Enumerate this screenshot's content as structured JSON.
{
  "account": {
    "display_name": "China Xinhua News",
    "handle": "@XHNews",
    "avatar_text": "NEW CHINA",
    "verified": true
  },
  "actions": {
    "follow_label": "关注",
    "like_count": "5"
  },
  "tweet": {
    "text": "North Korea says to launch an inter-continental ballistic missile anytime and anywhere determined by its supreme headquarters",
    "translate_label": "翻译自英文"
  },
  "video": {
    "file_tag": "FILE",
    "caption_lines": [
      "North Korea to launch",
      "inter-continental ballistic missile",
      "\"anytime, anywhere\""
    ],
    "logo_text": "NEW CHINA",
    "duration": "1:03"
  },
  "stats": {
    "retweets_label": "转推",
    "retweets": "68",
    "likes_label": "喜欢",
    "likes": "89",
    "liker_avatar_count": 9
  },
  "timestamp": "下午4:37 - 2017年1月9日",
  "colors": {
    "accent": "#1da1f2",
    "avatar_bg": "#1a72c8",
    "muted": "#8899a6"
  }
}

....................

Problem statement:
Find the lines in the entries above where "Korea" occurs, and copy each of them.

Exercise response:
    "text": "North Korea says to launch an inter-continental ballistic missile anytime and anywhere determined by its supreme headquarters",
      "North Korea to launch",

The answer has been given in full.